» WHAT IS BEING ASKED
A word-for-word copy of the entries, with images excluded, is the expected answer.

+++++

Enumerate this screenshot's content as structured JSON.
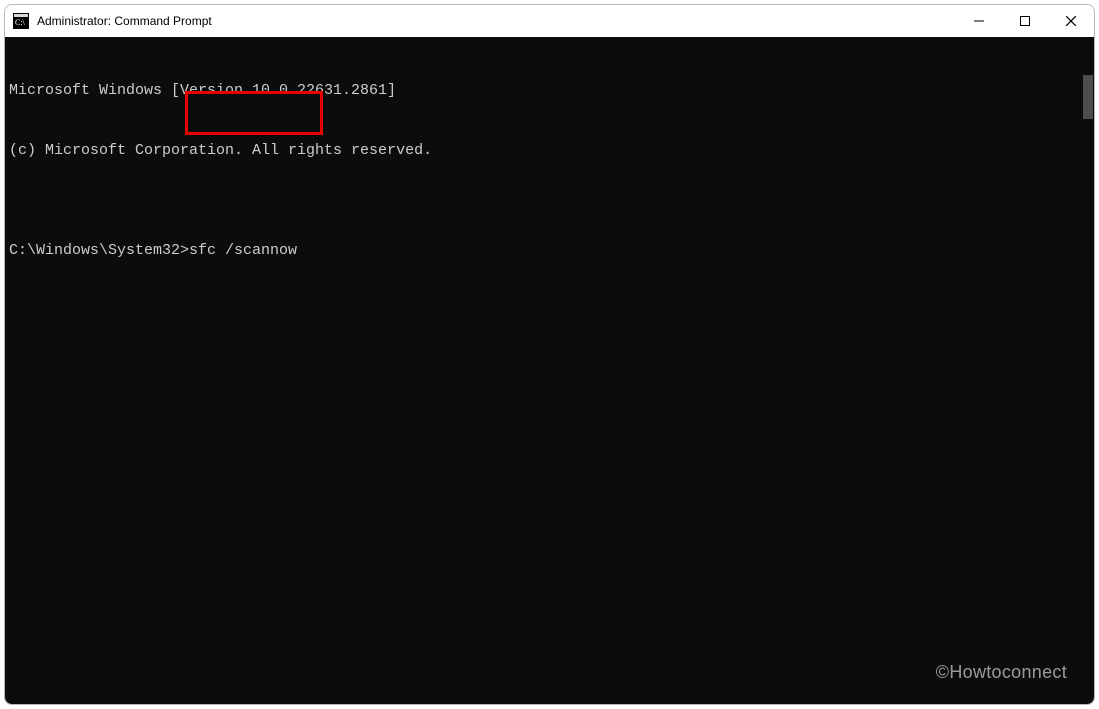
{
  "window": {
    "title": "Administrator: Command Prompt"
  },
  "terminal": {
    "line1": "Microsoft Windows [Version 10.0.22631.2861]",
    "line2": "(c) Microsoft Corporation. All rights reserved.",
    "blank": "",
    "prompt": "C:\\Windows\\System32>",
    "command": "sfc /scannow"
  },
  "highlight": {
    "color": "#e80000"
  },
  "watermark": "©Howtoconnect"
}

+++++

» RESULT OF THIS TASK
Enumerate this screenshot's content as structured JSON.
{
  "window": {
    "title": "Administrator: Command Prompt"
  },
  "terminal": {
    "line1": "Microsoft Windows [Version 10.0.22631.2861]",
    "line2": "(c) Microsoft Corporation. All rights reserved.",
    "blank": "",
    "prompt": "C:\\Windows\\System32>",
    "command": "sfc /scannow"
  },
  "highlight": {
    "color": "#e80000"
  },
  "watermark": "©Howtoconnect"
}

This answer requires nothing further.